We’ve lived so long under the spell of hierarchy—from god-kings to feudal lords to party bosses—that only recently have we awakened to see not only that “regular” citizens have the capacity for self-governance, but that without their engagement our huge global crises cannot be addressed. The changes needed for human society simply to survive, let alone thrive, are so profound that the only way we will move toward them is if we ourselves, regular citizens, feel meaningful ownership of solutions through direct engagement. Our problems are too big, interrelated, and pervasive to yield to directives from on high.
—Frances Moore Lappé, excerpt from Time for Progressives to Grow Up

Thursday, June 12, 2014

Open Road Media Announces Creation of Forbidden Bookshelf

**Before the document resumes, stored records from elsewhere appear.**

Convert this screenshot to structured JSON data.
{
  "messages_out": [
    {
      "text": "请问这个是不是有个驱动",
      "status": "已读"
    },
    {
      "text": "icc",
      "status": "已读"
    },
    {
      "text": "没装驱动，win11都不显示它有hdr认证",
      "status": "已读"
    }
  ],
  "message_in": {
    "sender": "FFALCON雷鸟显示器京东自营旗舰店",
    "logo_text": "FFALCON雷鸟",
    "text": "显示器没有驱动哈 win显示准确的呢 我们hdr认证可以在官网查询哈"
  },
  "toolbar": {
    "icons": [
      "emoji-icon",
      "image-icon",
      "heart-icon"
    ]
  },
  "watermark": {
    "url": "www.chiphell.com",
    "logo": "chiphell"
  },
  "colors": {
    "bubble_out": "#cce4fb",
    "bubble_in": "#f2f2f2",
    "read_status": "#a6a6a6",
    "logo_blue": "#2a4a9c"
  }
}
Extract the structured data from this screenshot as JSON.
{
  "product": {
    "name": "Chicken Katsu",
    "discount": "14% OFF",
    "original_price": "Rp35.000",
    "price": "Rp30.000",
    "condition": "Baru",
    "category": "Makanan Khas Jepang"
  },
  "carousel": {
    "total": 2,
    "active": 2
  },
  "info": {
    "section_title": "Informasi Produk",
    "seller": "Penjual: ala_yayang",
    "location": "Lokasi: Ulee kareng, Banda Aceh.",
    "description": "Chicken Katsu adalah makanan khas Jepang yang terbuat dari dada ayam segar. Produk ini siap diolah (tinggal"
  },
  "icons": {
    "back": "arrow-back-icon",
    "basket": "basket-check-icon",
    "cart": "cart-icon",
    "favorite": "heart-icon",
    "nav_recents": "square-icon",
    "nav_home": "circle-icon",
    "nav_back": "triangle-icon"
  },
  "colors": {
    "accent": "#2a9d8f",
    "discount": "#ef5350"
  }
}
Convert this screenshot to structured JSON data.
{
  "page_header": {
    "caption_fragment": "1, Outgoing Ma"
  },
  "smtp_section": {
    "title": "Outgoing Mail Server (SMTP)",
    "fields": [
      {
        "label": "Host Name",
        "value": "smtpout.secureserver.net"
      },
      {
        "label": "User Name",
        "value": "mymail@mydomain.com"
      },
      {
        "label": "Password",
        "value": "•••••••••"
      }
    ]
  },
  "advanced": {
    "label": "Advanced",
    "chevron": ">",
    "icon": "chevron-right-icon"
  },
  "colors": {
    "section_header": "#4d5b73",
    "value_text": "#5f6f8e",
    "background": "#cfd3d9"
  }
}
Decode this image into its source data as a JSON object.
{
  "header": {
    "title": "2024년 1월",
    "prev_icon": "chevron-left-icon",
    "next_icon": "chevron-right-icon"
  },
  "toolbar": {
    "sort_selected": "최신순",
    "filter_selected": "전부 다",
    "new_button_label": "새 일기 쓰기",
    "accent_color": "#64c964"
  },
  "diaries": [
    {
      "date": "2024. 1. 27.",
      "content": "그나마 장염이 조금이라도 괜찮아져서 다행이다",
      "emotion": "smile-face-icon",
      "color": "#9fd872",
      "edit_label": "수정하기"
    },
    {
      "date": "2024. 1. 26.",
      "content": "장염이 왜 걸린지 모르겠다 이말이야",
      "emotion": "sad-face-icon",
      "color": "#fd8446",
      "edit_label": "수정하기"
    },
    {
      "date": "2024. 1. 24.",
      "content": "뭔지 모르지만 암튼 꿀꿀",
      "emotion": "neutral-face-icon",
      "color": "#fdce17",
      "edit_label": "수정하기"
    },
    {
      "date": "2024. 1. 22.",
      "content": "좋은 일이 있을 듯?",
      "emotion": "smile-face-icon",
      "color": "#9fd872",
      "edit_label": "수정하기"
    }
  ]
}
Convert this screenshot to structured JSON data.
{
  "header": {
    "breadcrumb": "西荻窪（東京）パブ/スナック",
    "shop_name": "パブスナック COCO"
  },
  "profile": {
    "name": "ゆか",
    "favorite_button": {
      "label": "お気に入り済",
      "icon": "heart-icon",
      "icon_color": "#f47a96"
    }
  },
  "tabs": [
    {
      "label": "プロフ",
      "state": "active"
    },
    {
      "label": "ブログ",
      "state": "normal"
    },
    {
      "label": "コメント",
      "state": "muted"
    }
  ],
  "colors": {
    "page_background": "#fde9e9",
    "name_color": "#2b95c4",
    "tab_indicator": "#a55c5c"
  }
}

Click here to access article by Jack from Open Road Integrated Media.
Open Road Media announced today Forbidden Bookshelf, a series of books curated by Professor Mark Crispin Miller of New York University. Forbidden Bookshelf titles fill in the blanks of America’s repressed history by resurrecting books that focused on issues and events that are too often left in the dark, including abortion, organized crime, the CIA, and financial inequality.
From my experience I have seen a number of ways that books are censored in the US. Often printing companies refuse to print books they know will be seen as highly offensive to the core directors of our ruling class, or succumb to pressure from various authorities not to print a book. 

In the past many authors were forced to publish their own books or publish through very small, obscure, sometimes foreign publishing firms: authors such as Upton Sinclair, L. Fletcher Prouty, journalists like George Seldes, and military people like General Smedley ButlerSuch authors will discover that after they've succeeded in getting the book published that they likely won't be reviewed anywhere in media of any size or significance, or if they are, the books will be smeared, and thus will remain largely unread. Then such books go out of print for lack of sales. Of course, such books rarely make it into educational institutions and libraries.